Female labor force participation
Female labor force participation is mainly driven by the value of women’s waged employment versus the value of their time outside the workplace. While women’s labor force participation has risen in many countries, it has plateaued in the US since 1990 and remains quite low in some countries and regions.
What matters, ultimately, is the opportunity and choice women have to work outside the home and their ability to access decent and productive employment. Women continue to have greater household and caring responsibilities and the motherhood wage penalty can represent a significant cost to being female and having children. Family-friendly policies, like paid maternity and parental leave and flexible work hours, can help, as can the expansion of childcare and universal preschool, but may also have unintended negative consequences for women’s career advancement.

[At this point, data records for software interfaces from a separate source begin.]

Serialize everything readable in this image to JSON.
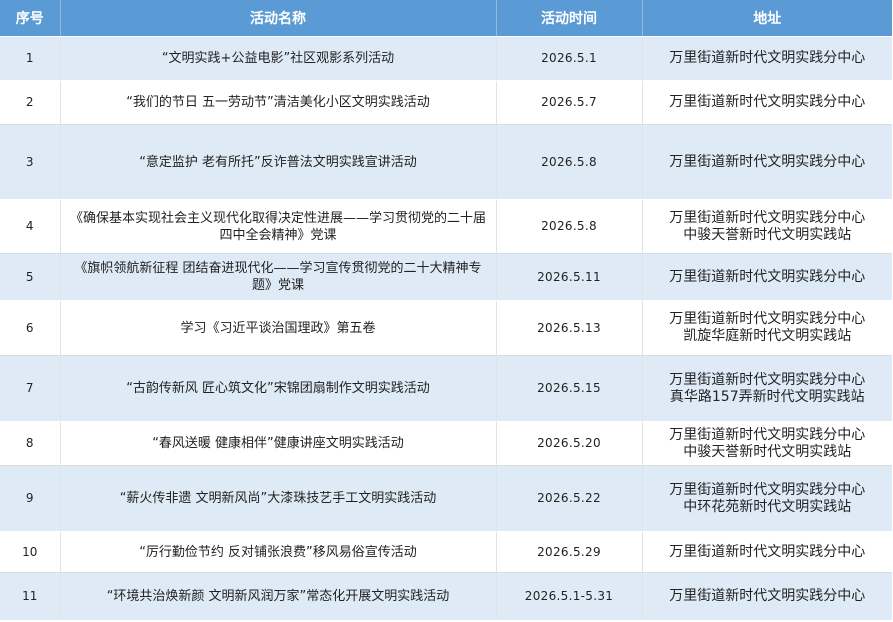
{
  "table": {
    "headers": {
      "no": "序号",
      "name": "活动名称",
      "time": "活动时间",
      "address": "地址"
    },
    "rows": [
      {
        "no": "1",
        "name": "“文明实践+公益电影”社区观影系列活动",
        "time": "2026.5.1",
        "address": [
          "万里街道新时代文明实践分中心"
        ]
      },
      {
        "no": "2",
        "name": "“我们的节日 五一劳动节”清洁美化小区文明实践活动",
        "time": "2026.5.7",
        "address": [
          "万里街道新时代文明实践分中心"
        ]
      },
      {
        "no": "3",
        "name": "“意定监护 老有所托”反诈普法文明实践宣讲活动",
        "time": "2026.5.8",
        "address": [
          "万里街道新时代文明实践分中心"
        ]
      },
      {
        "no": "4",
        "name": "《确保基本实现社会主义现代化取得决定性进展——学习贯彻党的二十届四中全会精神》党课",
        "time": "2026.5.8",
        "address": [
          "万里街道新时代文明实践分中心",
          "中骏天誉新时代文明实践站"
        ]
      },
      {
        "no": "5",
        "name": "《旗帜领航新征程 团结奋进现代化——学习宣传贯彻党的二十大精神专题》党课",
        "time": "2026.5.11",
        "address": [
          "万里街道新时代文明实践分中心"
        ]
      },
      {
        "no": "6",
        "name": "学习《习近平谈治国理政》第五卷",
        "time": "2026.5.13",
        "address": [
          "万里街道新时代文明实践分中心",
          "凯旋华庭新时代文明实践站"
        ]
      },
      {
        "no": "7",
        "name": "“古韵传新风 匠心筑文化”宋锦团扇制作文明实践活动",
        "time": "2026.5.15",
        "address": [
          "万里街道新时代文明实践分中心",
          "真华路157弄新时代文明实践站"
        ]
      },
      {
        "no": "8",
        "name": "“春风送暖 健康相伴”健康讲座文明实践活动",
        "time": "2026.5.20",
        "address": [
          "万里街道新时代文明实践分中心",
          "中骏天誉新时代文明实践站"
        ]
      },
      {
        "no": "9",
        "name": "“薪火传非遗 文明新风尚”大漆珠技艺手工文明实践活动",
        "time": "2026.5.22",
        "address": [
          "万里街道新时代文明实践分中心",
          "中环花苑新时代文明实践站"
        ]
      },
      {
        "no": "10",
        "name": "“厉行勤俭节约 反对铺张浪费”移风易俗宣传活动",
        "time": "2026.5.29",
        "address": [
          "万里街道新时代文明实践分中心"
        ]
      },
      {
        "no": "11",
        "name": "“环境共治焕新颜 文明新风润万家”常态化开展文明实践活动",
        "time": "2026.5.1-5.31",
        "address": [
          "万里街道新时代文明实践分中心"
        ]
      }
    ]
  },
  "colors": {
    "header_bg": "#5b9bd5",
    "header_text": "#ffffff",
    "stripe_bg": "#deebf7",
    "plain_bg": "#ffffff"
  }
}
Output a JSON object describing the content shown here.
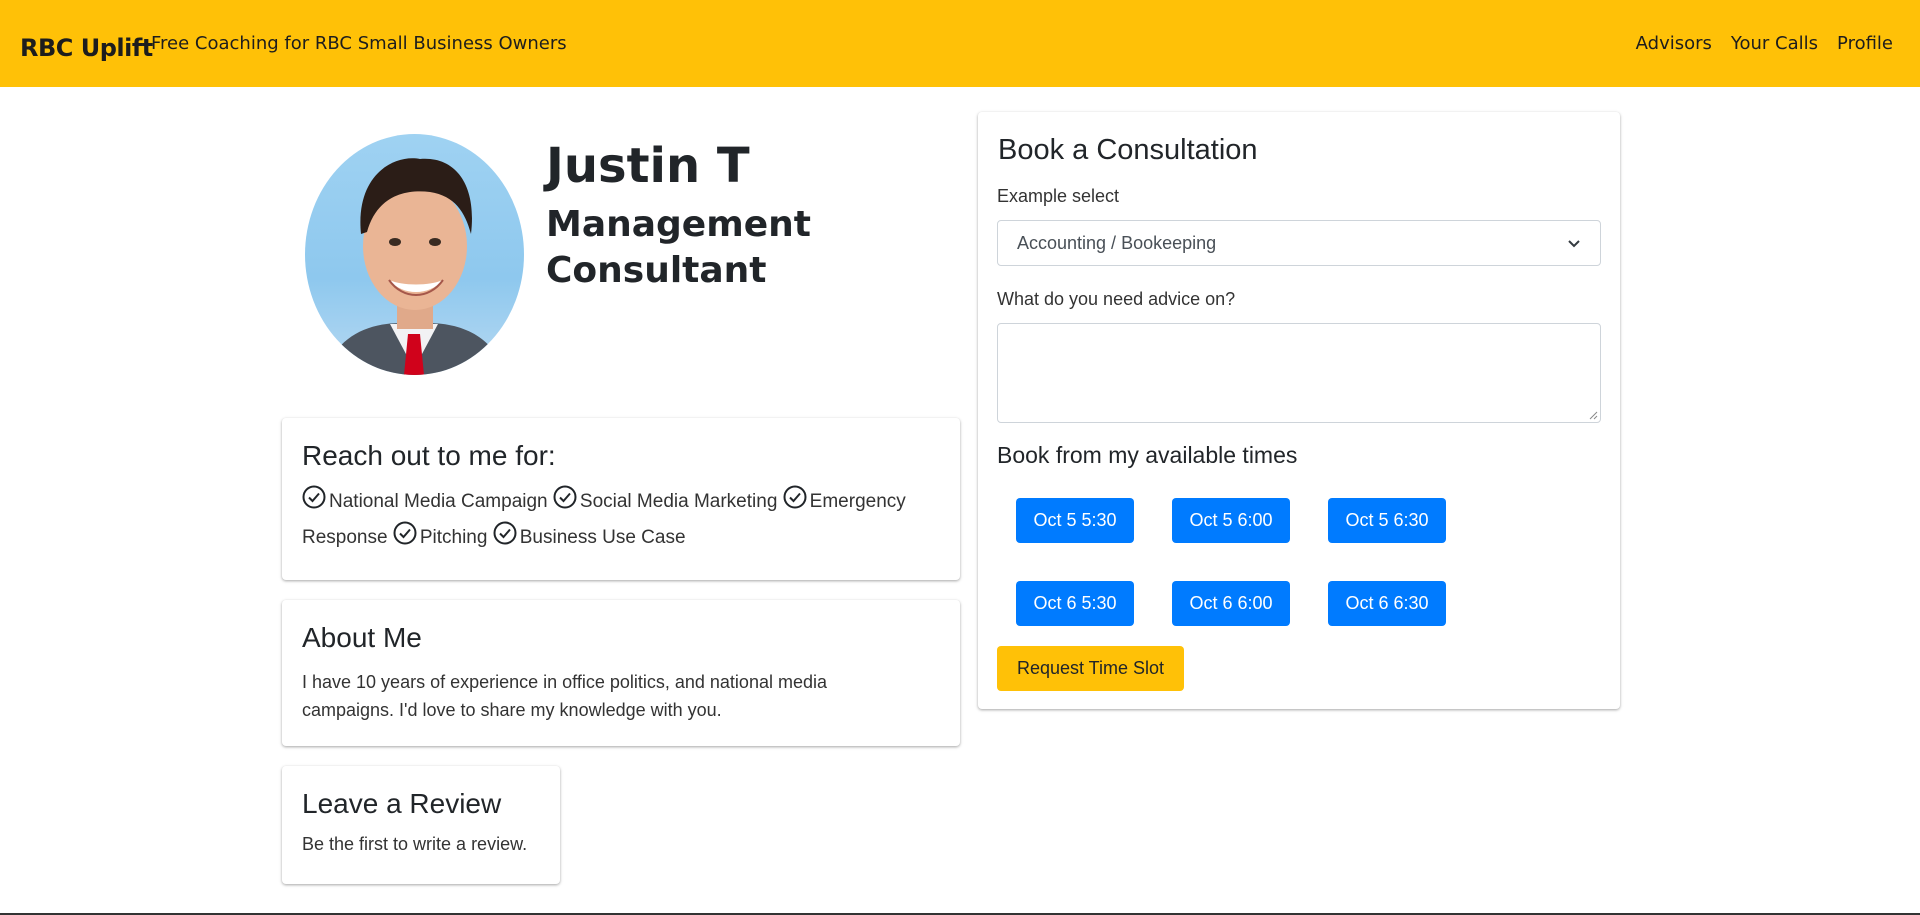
{
  "navbar": {
    "brand": "RBC Uplift",
    "tagline": "Free Coaching for RBC Small Business Owners",
    "links": [
      "Advisors",
      "Your Calls",
      "Profile"
    ]
  },
  "profile": {
    "name": "Justin T",
    "title": "Management Consultant",
    "avatar_icon": "advisor-portrait"
  },
  "reach": {
    "heading": "Reach out to me for:",
    "tags": [
      "National Media Campaign",
      "Social Media Marketing",
      "Emergency Response",
      "Pitching",
      "Business Use Case"
    ]
  },
  "about": {
    "heading": "About Me",
    "text": "I have 10 years of experience in office politics, and national media campaigns. I'd love to share my knowledge with you."
  },
  "review": {
    "heading": "Leave a Review",
    "text": "Be the first to write a review."
  },
  "booking": {
    "heading": "Book a Consultation",
    "select_label": "Example select",
    "select_value": "Accounting / Bookeeping",
    "advice_label": "What do you need advice on?",
    "advice_value": "",
    "times_heading": "Book from my available times",
    "times": [
      "Oct 5 5:30",
      "Oct 5 6:00",
      "Oct 5 6:30",
      "Oct 6 5:30",
      "Oct 6 6:00",
      "Oct 6 6:30"
    ],
    "request_label": "Request Time Slot"
  },
  "colors": {
    "accent": "#ffc107",
    "primary": "#007bff"
  }
}
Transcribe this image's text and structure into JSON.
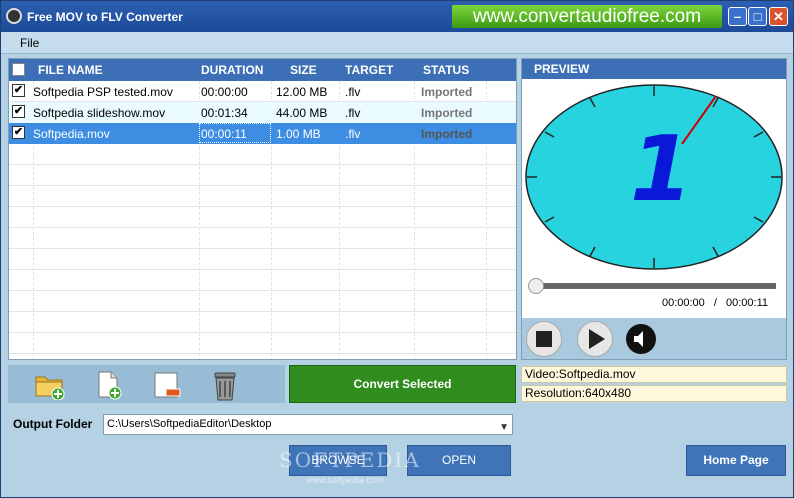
{
  "window": {
    "title": "Free MOV to FLV Converter",
    "banner": "www.convertaudiofree.com",
    "min": "–",
    "max": "□",
    "close": "✕"
  },
  "menu": {
    "file": "File"
  },
  "grid": {
    "headers": [
      "FILE NAME",
      "DURATION",
      "SIZE",
      "TARGET",
      "STATUS"
    ],
    "rows": [
      {
        "name": "Softpedia PSP tested.mov",
        "duration": "00:00:00",
        "size": "12.00 MB",
        "target": ".flv",
        "status": "Imported",
        "checked": "✔"
      },
      {
        "name": "Softpedia slideshow.mov",
        "duration": "00:01:34",
        "size": "44.00 MB",
        "target": ".flv",
        "status": "Imported",
        "checked": "✔"
      },
      {
        "name": "Softpedia.mov",
        "duration": "00:00:11",
        "size": "1.00 MB",
        "target": ".flv",
        "status": "Imported",
        "checked": "✔"
      }
    ]
  },
  "toolbar": {
    "add_folder_icon": "folder-add-icon",
    "add_file_icon": "file-add-icon",
    "remove_icon": "file-remove-icon",
    "trash_icon": "trash-icon"
  },
  "convert_label": "Convert Selected",
  "output": {
    "label": "Output Folder",
    "path": "C:\\Users\\SoftpediaEditor\\Desktop"
  },
  "buttons": {
    "browse": "BROWSE",
    "open": "OPEN",
    "home": "Home Page"
  },
  "preview": {
    "title": "PREVIEW",
    "current_time": "00:00:00",
    "separator": "/",
    "total_time": "00:00:11",
    "video": "Video:Softpedia.mov",
    "resolution": "Resolution:640x480",
    "frame_digit": "1",
    "seek_position": 0
  },
  "watermark": {
    "text": "SOFTPEDIA",
    "url": "www.softpedia.com"
  },
  "colors": {
    "header_blue": "#3c6fb6",
    "convert_green": "#2f8c1d",
    "clock_face": "#26d3df"
  }
}
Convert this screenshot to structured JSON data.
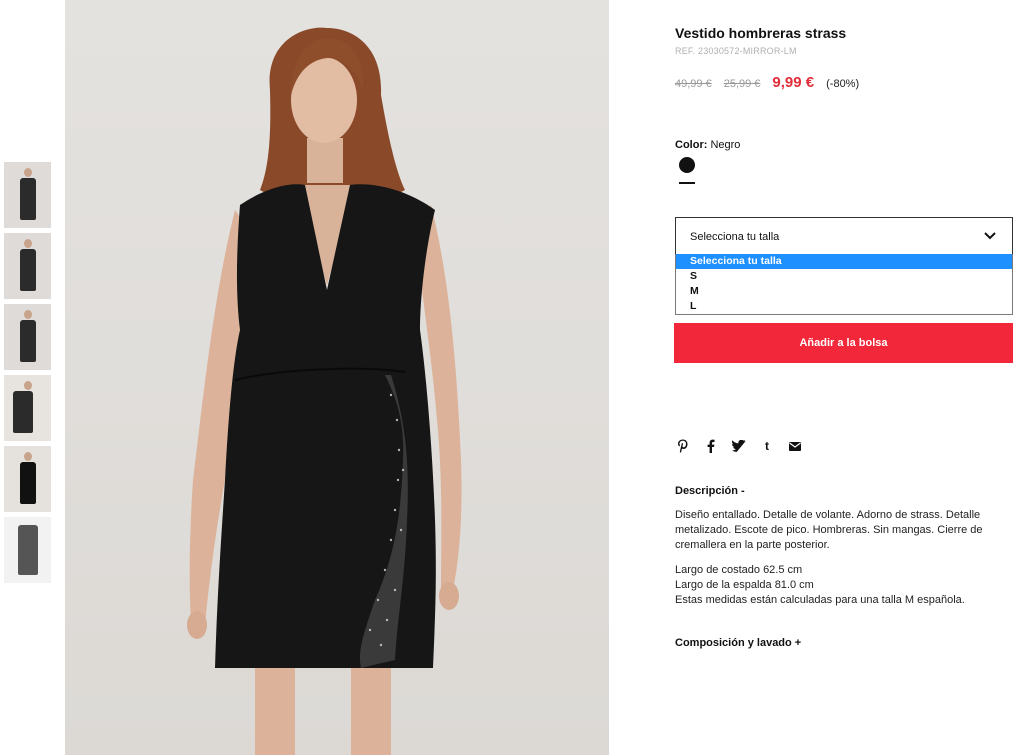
{
  "product": {
    "title": "Vestido hombreras strass",
    "ref": "REF. 23030572-MIRROR-LM",
    "price_original": "49,99 €",
    "price_previous": "25,99 €",
    "price_now": "9,99 €",
    "discount": "(-80%)"
  },
  "color": {
    "label": "Color:",
    "value": "Negro",
    "swatch_hex": "#111111"
  },
  "size_select": {
    "current": "Selecciona tu talla",
    "options": [
      "Selecciona tu talla",
      "S",
      "M",
      "L"
    ],
    "highlighted_index": 0
  },
  "add_to_bag": "Añadir a la bolsa",
  "share_icons": [
    "pinterest-icon",
    "facebook-icon",
    "twitter-icon",
    "tumblr-icon",
    "email-icon"
  ],
  "description": {
    "heading": "Descripción -",
    "paragraph1": "Diseño entallado. Detalle de volante. Adorno de strass. Detalle metalizado. Escote de pico. Hombreras. Sin mangas. Cierre de cremallera en la parte posterior.",
    "line1": "Largo de costado 62.5 cm",
    "line2": "Largo de la espalda 81.0 cm",
    "line3": "Estas medidas están calculadas para una talla M española."
  },
  "composition_heading": "Composición y lavado +",
  "colors": {
    "accent_red": "#f2283a",
    "price_red": "#e22d3a",
    "select_highlight": "#1e90ff"
  }
}
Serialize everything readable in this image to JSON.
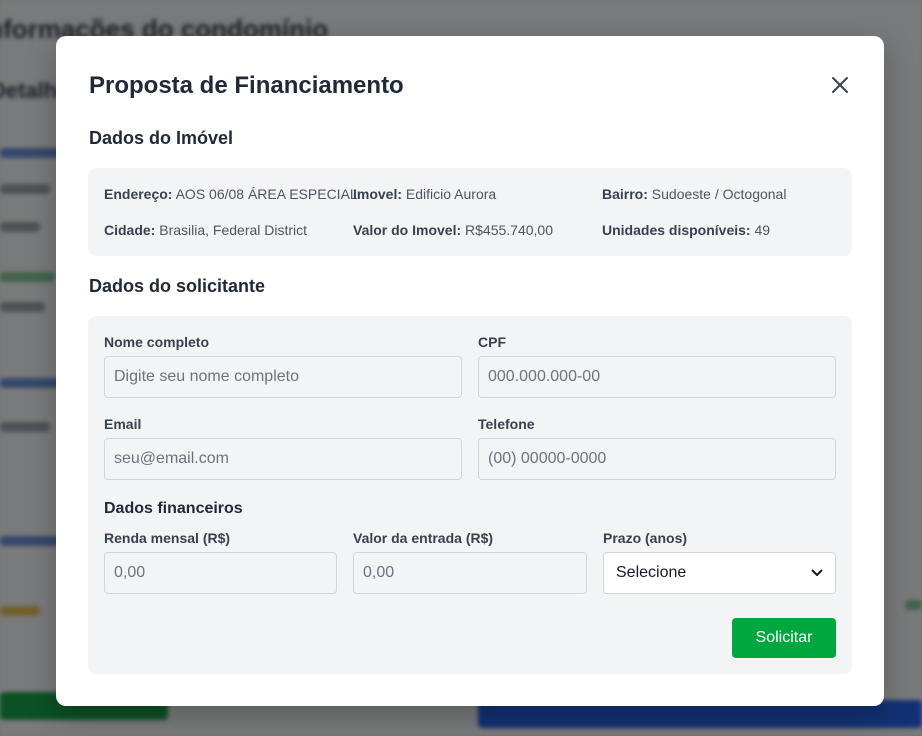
{
  "background": {
    "page_title": "Informações do condomínio",
    "page_subtitle": "Detalhes"
  },
  "modal": {
    "title": "Proposta de Financiamento",
    "close_icon": "close-icon"
  },
  "property": {
    "section_title": "Dados do Imóvel",
    "items": [
      {
        "label": "Endereço:",
        "value": "AOS 06/08 ÁREA ESPECIAL"
      },
      {
        "label": "Imovel:",
        "value": "Edificio Aurora"
      },
      {
        "label": "Bairro:",
        "value": "Sudoeste / Octogonal"
      },
      {
        "label": "Cidade:",
        "value": "Brasilia, Federal District"
      },
      {
        "label": "Valor do Imovel:",
        "value": "R$455.740,00"
      },
      {
        "label": "Unidades disponíveis:",
        "value": "49"
      }
    ]
  },
  "applicant": {
    "section_title": "Dados do solicitante",
    "full_name": {
      "label": "Nome completo",
      "placeholder": "Digite seu nome completo"
    },
    "cpf": {
      "label": "CPF",
      "placeholder": "000.000.000-00"
    },
    "email": {
      "label": "Email",
      "placeholder": "seu@email.com"
    },
    "phone": {
      "label": "Telefone",
      "placeholder": "(00) 00000-0000"
    },
    "financial_title": "Dados financeiros",
    "income": {
      "label": "Renda mensal (R$)",
      "placeholder": "0,00"
    },
    "down_payment": {
      "label": "Valor da entrada (R$)",
      "placeholder": "0,00"
    },
    "term": {
      "label": "Prazo (anos)",
      "selected": "Selecione"
    },
    "submit_label": "Solicitar"
  },
  "colors": {
    "submit_button": "#00a63e",
    "panel_background": "#f3f4f6"
  }
}
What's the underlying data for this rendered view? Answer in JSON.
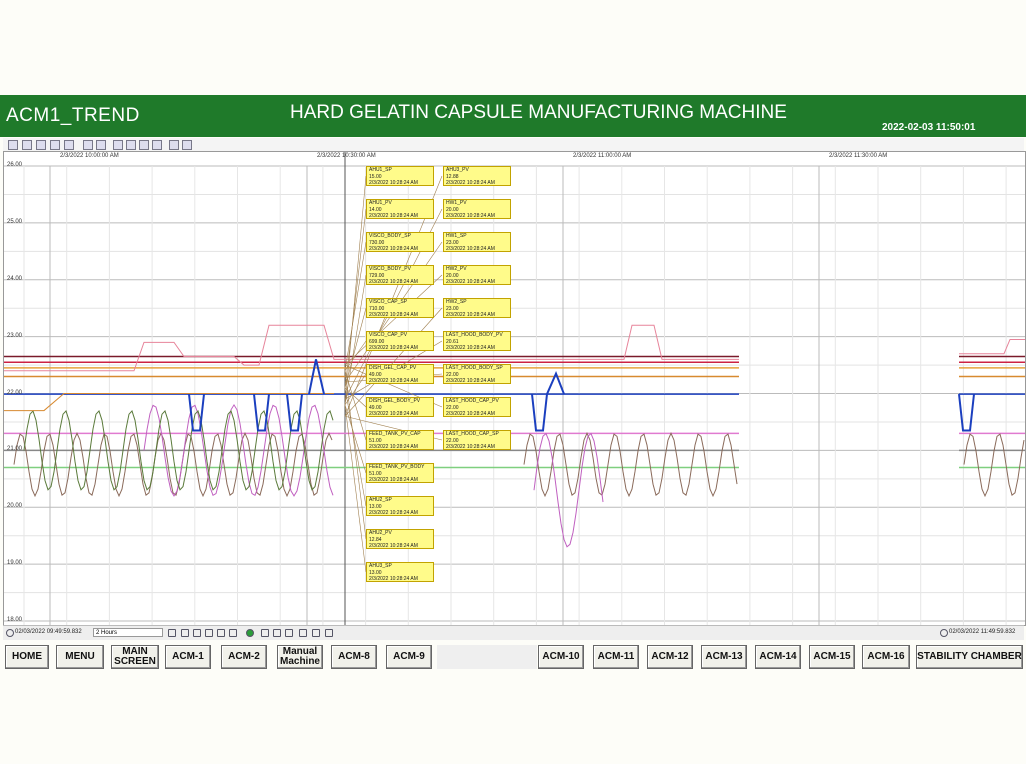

Lack of progress on female labor force participation represents a lost economic, not to mention social, opportunity.
Family-friendly policies increase women’s labor force participation, benefiting them, their families, and society at largeAnne E. Winkler, February 2022Female labor force participation is mainly driven by the value of their market wages versus the value of their non-market time. Labor force participation varies considerably across countries. To understand this international variation, it is important to further consider differences across countries in institutions, non-economic factors such as cultural norms, and public policies. Such differences provide important insights into what actions countries might take to further increase women's participation in the labor market.MoreLess
Government policies can stimulate female labor force participation if coherent and well thought-outNorberto Pignatti, November 2020Increasing women's labor force participation is important to sustainable economic development, especially in economies with highly educated women and an aging population. Women's participation varies across transition countries, driven by such economic and social factors as traditional views of gender roles and limited government support for caregivers. Still, in all countries there is clear scope for policies aimed at increasing women's participation. In particular, in countries where women's educational attainment is already high, policies to support a better work–life balance and female entrepreneurship look particularly promising.MoreLess
Women in crime Updated
Over the last 50 years women have been increasing their participation in the labor market and in the crime marketNadia Campaniello, July 2019In recent decades, women's participation in the labor market has increased considerably in most countries and is converging toward the participation rate of men. Though on a lesser scale, a similar movement toward gender convergence seems to be occurring in the criminal world, though many more men than women still engage in criminal activity. Technological progress and social norms have freed women from the home, increasing their participation in both the labor and the crime market. With crime no longer just men's business, it is important to investigate female criminal behavior to determine whether the policy prescriptions to reduce crime should differ for women.MoreLess
How to design social protection programs that poor women can benefit fromLisa Cameron, February 2019Women are more likely than men to work in the informal sector and to drop out of the labor force for a time, such as after childbirth, and to be impeded by social norms from working in the formal sector. This work pattern undermines productivity, increases women's vulnerability to income shocks, and impairs their ability to save for old age. Many developing countries have introduced social protection programs to protect poor people from social and economic risks, but despite women's often greater need, the programs are generally less accessible to women than to men.MoreLess
Improving outcomes for women takes more than raising labor force participation—good jobs are important tooSher Verick, December 2018The relationship between female labor force participation and economic development is far more complex than often portrayed in both the academic literature and policy debates. Due to various economic and social factors, such as the pattern of growth, education attainment, and social norms, trends in female labor force participation do not conform consistently with the notion of a U-shaped relationship with GDP. Beyond participation rates, policymakers need to focus on improving women’s access to quality employment.MoreLess
Despite a plummeting working-age population, Japan has sustained its labor force size, thanks mostly to surging employment among womenAs the third largest economy in the world and a precursor of global trends in population aging, Japan’s recent experiences provide important lessons regarding how demographic shifts affect the labor market and individuals’ economic well-being. On the whole, the labor market has shown a remarkable stability during the recent financial crisis, despite decades of economic stagnation and sluggish real wage growth. Rapid population aging, however, has brought substantial changes to individuals in the labor market, most notably among women, by augmenting labor demand in the healthcare services industry.MoreLess